Interface dataset entries:
:::::

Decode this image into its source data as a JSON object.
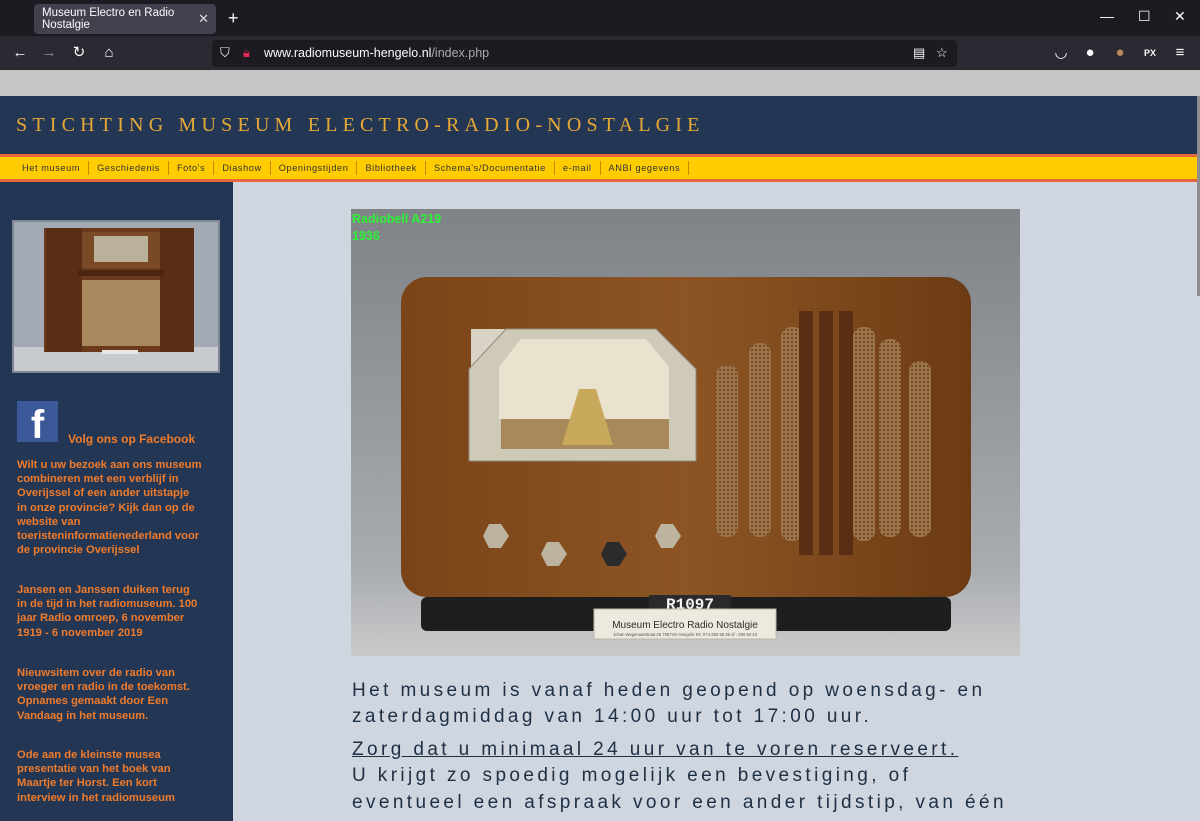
{
  "browser": {
    "tab_title": "Museum Electro en Radio Nostalgie",
    "url_host": "www.radiomuseum-hengelo.nl",
    "url_path": "/index.php"
  },
  "site": {
    "title": "STICHTING MUSEUM ELECTRO-RADIO-NOSTALGIE",
    "menu": [
      "Het museum",
      "Geschiedenis",
      "Foto's",
      "Diashow",
      "Openingstijden",
      "Bibliotheek",
      "Schema's/Documentatie",
      "e-mail",
      "ANBI gegevens"
    ]
  },
  "sidebar": {
    "facebook_letter": "f",
    "facebook_label": "Volg ons op Facebook",
    "items": [
      "Wilt u uw bezoek aan ons museum combineren met een verblijf in Overijssel of een ander uitstapje in onze provincie? Kijk dan op de website van toeristeninformatienederland voor de provincie Overijssel",
      "Jansen en Janssen duiken terug in de tijd in het radiomuseum. 100 jaar Radio omroep, 6 november 1919 - 6 november 2019",
      "Nieuwsitem over de radio van vroeger en radio in de toekomst. Opnames gemaakt door Een Vandaag in het museum.",
      "Ode aan de kleinste musea presentatie van het boek van Maartje ter Horst. Een kort interview in het radiomuseum"
    ]
  },
  "hero": {
    "caption_line1": "Radiobell  A219",
    "caption_line2": "1936",
    "tag": "R1097",
    "plate_title": "Museum Electro Radio Nostalgie",
    "plate_sub": "Johan Wagenaarstraat 26  7557VH Hengelo  Tel. 074-250 55 35 of  - 290 94 43"
  },
  "main": {
    "line1": "Het museum is vanaf heden geopend op woensdag- en",
    "line2": "zaterdagmiddag van 14:00 uur tot 17:00 uur.",
    "link": "Zorg dat u minimaal 24 uur van te voren reserveert.",
    "line3": "U krijgt zo spoedig mogelijk een bevestiging, of",
    "line4": "eventueel een afspraak voor een ander tijdstip, van één"
  },
  "colors": {
    "header_bg": "#233754",
    "title_gold": "#e7a836",
    "menu_yellow": "#ffcc00",
    "menu_border": "#e8663a",
    "sidebar_text": "#f07b2b",
    "caption_green": "#2df236"
  }
}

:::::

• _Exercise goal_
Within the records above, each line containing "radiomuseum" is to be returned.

• _Response area_
    "url_host": "www.radiomuseum-hengelo.nl",
      "Jansen en Janssen duiken terug in de tijd in het radiomuseum. 100 jaar Radio omroep, 6 november 1919 - 6 november 2019",
      "Ode aan de kleinste musea presentatie van het boek van Maartje ter Horst. Een kort interview in het radiomuseum"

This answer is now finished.